In October 2021, we announced that we acquired the MuJoCo physics simulator, and made it freely available for everyone to support research everywhere. We also committed to developing and maintaining MuJoCo as a free, open-source, community-driven project with best-in-class capabilities. Today, we’re thrilled to report that open sourcing is complete and the entire codebase is on GitHub

Here, we explain why MuJoCo is a great platform for open-source collaboration and share a preview of our roadmap going forward.

A platform for collaboration

Physics simulators are critical tools in modern robotics research and often fall into these two categories: 

  1. Closed-source, commercial software.
  2. Open-source software, often created in academia. 

The first category is opaque to the user, and although sometimes free to use, cannot be modified and is hard to understand. The second category often has a smaller user base and suffers when its developers and maintainers graduate.

MuJoCo is one of the few full-featured simulators backed by an established company, which is truly open source.
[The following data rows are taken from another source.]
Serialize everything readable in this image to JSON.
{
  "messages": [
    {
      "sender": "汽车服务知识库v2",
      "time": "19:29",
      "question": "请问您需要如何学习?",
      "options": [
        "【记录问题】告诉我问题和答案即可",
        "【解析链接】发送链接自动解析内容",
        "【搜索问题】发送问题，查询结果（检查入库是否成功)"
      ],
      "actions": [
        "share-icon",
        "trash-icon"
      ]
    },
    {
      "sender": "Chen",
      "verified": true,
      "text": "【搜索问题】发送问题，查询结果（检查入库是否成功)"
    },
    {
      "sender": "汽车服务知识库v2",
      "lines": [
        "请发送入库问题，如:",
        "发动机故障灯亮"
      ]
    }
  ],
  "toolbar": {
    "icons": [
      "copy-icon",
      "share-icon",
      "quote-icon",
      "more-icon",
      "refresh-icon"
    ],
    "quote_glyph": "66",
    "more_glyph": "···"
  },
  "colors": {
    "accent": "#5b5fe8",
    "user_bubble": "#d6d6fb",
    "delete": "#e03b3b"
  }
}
As a research-driven organisation, we view MuJoCo as a platform for collaboration, where roboticists and engineers can join us to develop one of the world’s best robot simulators.

Features that make MuJoCo particularly attractive for collaboration are:

  • Full-featured simulator that can model complex mechanisms
  • Readable, performant, portable code.
  • Easily extensible codebase.
  • Detailed documentation: both user-facing and code comments.

We hope that colleagues across academia and the OSS community benefit from this platform and contribute to the codebase, improving research for everyone.

Performance

As a C library with no dynamic memory allocation, MuJoCo is very fast. Unfortunately, raw physics speed has historically been hindered by Python wrappers, which made batched, multi-threaded operations non-performant due to the presence of the Global Interpreter Lock (GIL) and non-compiled code. In our roadmap below, we address this issue going forward. 

For now, we’d like to share some benchmarking results for two common models. The results were obtained on a standard AMD Ryzen 9 5950X machine, running Windows 10.

These values were obtained from our testspeed sample code. Notably, control noise is injected into the actuators preventing the system from settling into a fixed state, and are therefore representative of real-world performance.

Roadmap

Here’s our near-term roadmap for MuJoCo:

  • Unlock MuJoCo’s speed potential with batched, multi-threaded simulation.
  • Support larger scenes with improvements to internal memory management.
  • New incremental compiler with better model composability.
  • Support for better rendering via Unity integration.
  • Native support for physics derivatives, both analytical and finite-differenced.

Learn more

Helpful resources about MuJoCo:

We look forward to receiving your contributions!